What the exercise asks :: Your reply should repeat all records verbatim and contain no images.
::::::::
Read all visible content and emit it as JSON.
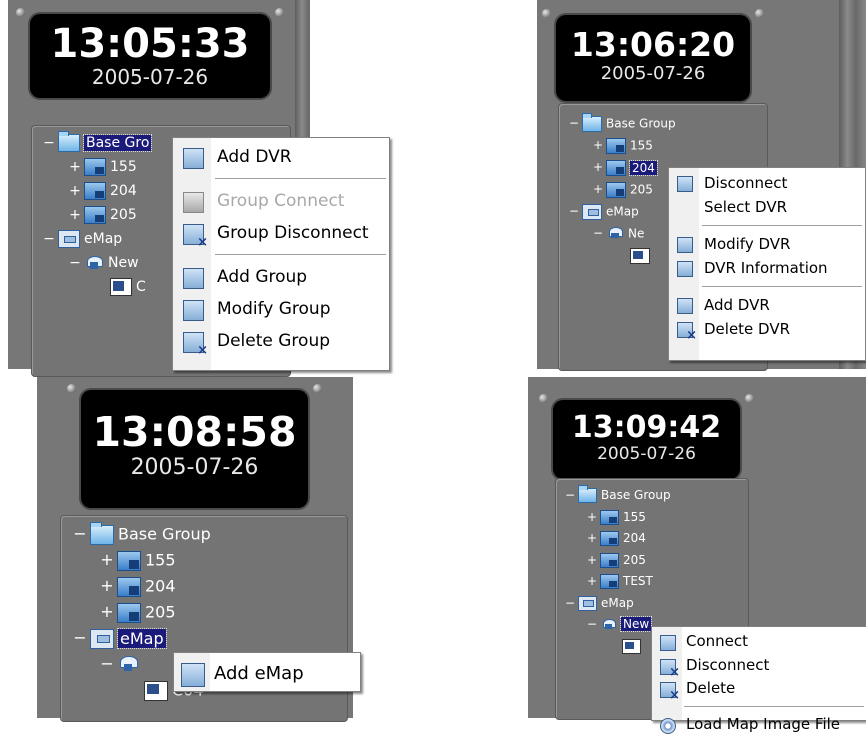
{
  "panels": [
    {
      "time": "13:05:33",
      "date": "2005-07-26",
      "tree": [
        {
          "expander": "−",
          "icon": "folder-icon",
          "label": "Base Gro",
          "selected": true
        },
        {
          "expander": "+",
          "icon": "dvr-icon",
          "label": "155"
        },
        {
          "expander": "+",
          "icon": "dvr-icon",
          "label": "204"
        },
        {
          "expander": "+",
          "icon": "dvr-icon",
          "label": "205"
        },
        {
          "expander": "−",
          "icon": "emap-icon",
          "label": "eMap"
        },
        {
          "expander": "−",
          "icon": "map-icon",
          "label": "New"
        },
        {
          "expander": "",
          "icon": "camera-icon",
          "label": "C"
        }
      ],
      "menu": [
        {
          "label": "Add DVR",
          "icon": "add-icon"
        },
        {
          "separator": true
        },
        {
          "label": "Group Connect",
          "icon": "connect-icon",
          "disabled": true
        },
        {
          "label": "Group Disconnect",
          "icon": "disconnect-icon"
        },
        {
          "separator": true
        },
        {
          "label": "Add Group",
          "icon": "add-icon"
        },
        {
          "label": "Modify Group",
          "icon": "modify-icon"
        },
        {
          "label": "Delete Group",
          "icon": "delete-icon"
        }
      ]
    },
    {
      "time": "13:06:20",
      "date": "2005-07-26",
      "tree": [
        {
          "expander": "−",
          "icon": "folder-icon",
          "label": "Base Group"
        },
        {
          "expander": "+",
          "icon": "dvr-icon",
          "label": "155"
        },
        {
          "expander": "+",
          "icon": "dvr-icon",
          "label": "204",
          "selected": true
        },
        {
          "expander": "+",
          "icon": "dvr-icon",
          "label": "205"
        },
        {
          "expander": "−",
          "icon": "emap-icon",
          "label": "eMap"
        },
        {
          "expander": "−",
          "icon": "map-icon",
          "label": "Ne"
        },
        {
          "expander": "",
          "icon": "camera-icon",
          "label": ""
        }
      ],
      "menu": [
        {
          "label": "Disconnect",
          "icon": "connect-icon"
        },
        {
          "label": "Select DVR",
          "icon": ""
        },
        {
          "separator": true
        },
        {
          "label": "Modify DVR",
          "icon": "modify-icon"
        },
        {
          "label": "DVR Information",
          "icon": "info-icon"
        },
        {
          "separator": true
        },
        {
          "label": "Add DVR",
          "icon": "add-icon"
        },
        {
          "label": "Delete DVR",
          "icon": "delete-icon"
        }
      ]
    },
    {
      "time": "13:08:58",
      "date": "2005-07-26",
      "tree": [
        {
          "expander": "−",
          "icon": "folder-icon",
          "label": "Base Group"
        },
        {
          "expander": "+",
          "icon": "dvr-icon",
          "label": "155"
        },
        {
          "expander": "+",
          "icon": "dvr-icon",
          "label": "204"
        },
        {
          "expander": "+",
          "icon": "dvr-icon",
          "label": "205"
        },
        {
          "expander": "−",
          "icon": "emap-icon",
          "label": "eMap",
          "selected": true
        },
        {
          "expander": "−",
          "icon": "map-icon",
          "label": ""
        },
        {
          "expander": "",
          "icon": "camera-icon",
          "label": "C04"
        }
      ],
      "menu": [
        {
          "label": "Add eMap",
          "icon": "add-icon"
        }
      ]
    },
    {
      "time": "13:09:42",
      "date": "2005-07-26",
      "tree": [
        {
          "expander": "−",
          "icon": "folder-icon",
          "label": "Base Group"
        },
        {
          "expander": "+",
          "icon": "dvr-icon",
          "label": "155"
        },
        {
          "expander": "+",
          "icon": "dvr-icon",
          "label": "204"
        },
        {
          "expander": "+",
          "icon": "dvr-icon",
          "label": "205"
        },
        {
          "expander": "+",
          "icon": "dvr-icon",
          "label": "TEST"
        },
        {
          "expander": "−",
          "icon": "emap-icon",
          "label": "eMap"
        },
        {
          "expander": "−",
          "icon": "map-icon",
          "label": "New",
          "selected": true
        },
        {
          "expander": "",
          "icon": "camera-icon",
          "label": ""
        }
      ],
      "menu": [
        {
          "label": "Connect",
          "icon": "connect-icon"
        },
        {
          "label": "Disconnect",
          "icon": "disconnect-icon"
        },
        {
          "label": "Delete",
          "icon": "delete-icon"
        },
        {
          "separator": true
        },
        {
          "label": "Load Map Image File",
          "icon": "gear-icon"
        }
      ]
    }
  ]
}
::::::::
Answer to this problem ::
Read all visible content and emit it as JSON.
{
  "panels": [
    {
      "time": "13:05:33",
      "date": "2005-07-26",
      "tree": [
        {
          "expander": "−",
          "icon": "folder-icon",
          "label": "Base Gro",
          "selected": true
        },
        {
          "expander": "+",
          "icon": "dvr-icon",
          "label": "155"
        },
        {
          "expander": "+",
          "icon": "dvr-icon",
          "label": "204"
        },
        {
          "expander": "+",
          "icon": "dvr-icon",
          "label": "205"
        },
        {
          "expander": "−",
          "icon": "emap-icon",
          "label": "eMap"
        },
        {
          "expander": "−",
          "icon": "map-icon",
          "label": "New"
        },
        {
          "expander": "",
          "icon": "camera-icon",
          "label": "C"
        }
      ],
      "menu": [
        {
          "label": "Add DVR",
          "icon": "add-icon"
        },
        {
          "separator": true
        },
        {
          "label": "Group Connect",
          "icon": "connect-icon",
          "disabled": true
        },
        {
          "label": "Group Disconnect",
          "icon": "disconnect-icon"
        },
        {
          "separator": true
        },
        {
          "label": "Add Group",
          "icon": "add-icon"
        },
        {
          "label": "Modify Group",
          "icon": "modify-icon"
        },
        {
          "label": "Delete Group",
          "icon": "delete-icon"
        }
      ]
    },
    {
      "time": "13:06:20",
      "date": "2005-07-26",
      "tree": [
        {
          "expander": "−",
          "icon": "folder-icon",
          "label": "Base Group"
        },
        {
          "expander": "+",
          "icon": "dvr-icon",
          "label": "155"
        },
        {
          "expander": "+",
          "icon": "dvr-icon",
          "label": "204",
          "selected": true
        },
        {
          "expander": "+",
          "icon": "dvr-icon",
          "label": "205"
        },
        {
          "expander": "−",
          "icon": "emap-icon",
          "label": "eMap"
        },
        {
          "expander": "−",
          "icon": "map-icon",
          "label": "Ne"
        },
        {
          "expander": "",
          "icon": "camera-icon",
          "label": ""
        }
      ],
      "menu": [
        {
          "label": "Disconnect",
          "icon": "connect-icon"
        },
        {
          "label": "Select DVR",
          "icon": ""
        },
        {
          "separator": true
        },
        {
          "label": "Modify DVR",
          "icon": "modify-icon"
        },
        {
          "label": "DVR Information",
          "icon": "info-icon"
        },
        {
          "separator": true
        },
        {
          "label": "Add DVR",
          "icon": "add-icon"
        },
        {
          "label": "Delete DVR",
          "icon": "delete-icon"
        }
      ]
    },
    {
      "time": "13:08:58",
      "date": "2005-07-26",
      "tree": [
        {
          "expander": "−",
          "icon": "folder-icon",
          "label": "Base Group"
        },
        {
          "expander": "+",
          "icon": "dvr-icon",
          "label": "155"
        },
        {
          "expander": "+",
          "icon": "dvr-icon",
          "label": "204"
        },
        {
          "expander": "+",
          "icon": "dvr-icon",
          "label": "205"
        },
        {
          "expander": "−",
          "icon": "emap-icon",
          "label": "eMap",
          "selected": true
        },
        {
          "expander": "−",
          "icon": "map-icon",
          "label": ""
        },
        {
          "expander": "",
          "icon": "camera-icon",
          "label": "C04"
        }
      ],
      "menu": [
        {
          "label": "Add eMap",
          "icon": "add-icon"
        }
      ]
    },
    {
      "time": "13:09:42",
      "date": "2005-07-26",
      "tree": [
        {
          "expander": "−",
          "icon": "folder-icon",
          "label": "Base Group"
        },
        {
          "expander": "+",
          "icon": "dvr-icon",
          "label": "155"
        },
        {
          "expander": "+",
          "icon": "dvr-icon",
          "label": "204"
        },
        {
          "expander": "+",
          "icon": "dvr-icon",
          "label": "205"
        },
        {
          "expander": "+",
          "icon": "dvr-icon",
          "label": "TEST"
        },
        {
          "expander": "−",
          "icon": "emap-icon",
          "label": "eMap"
        },
        {
          "expander": "−",
          "icon": "map-icon",
          "label": "New",
          "selected": true
        },
        {
          "expander": "",
          "icon": "camera-icon",
          "label": ""
        }
      ],
      "menu": [
        {
          "label": "Connect",
          "icon": "connect-icon"
        },
        {
          "label": "Disconnect",
          "icon": "disconnect-icon"
        },
        {
          "label": "Delete",
          "icon": "delete-icon"
        },
        {
          "separator": true
        },
        {
          "label": "Load Map Image File",
          "icon": "gear-icon"
        }
      ]
    }
  ]
}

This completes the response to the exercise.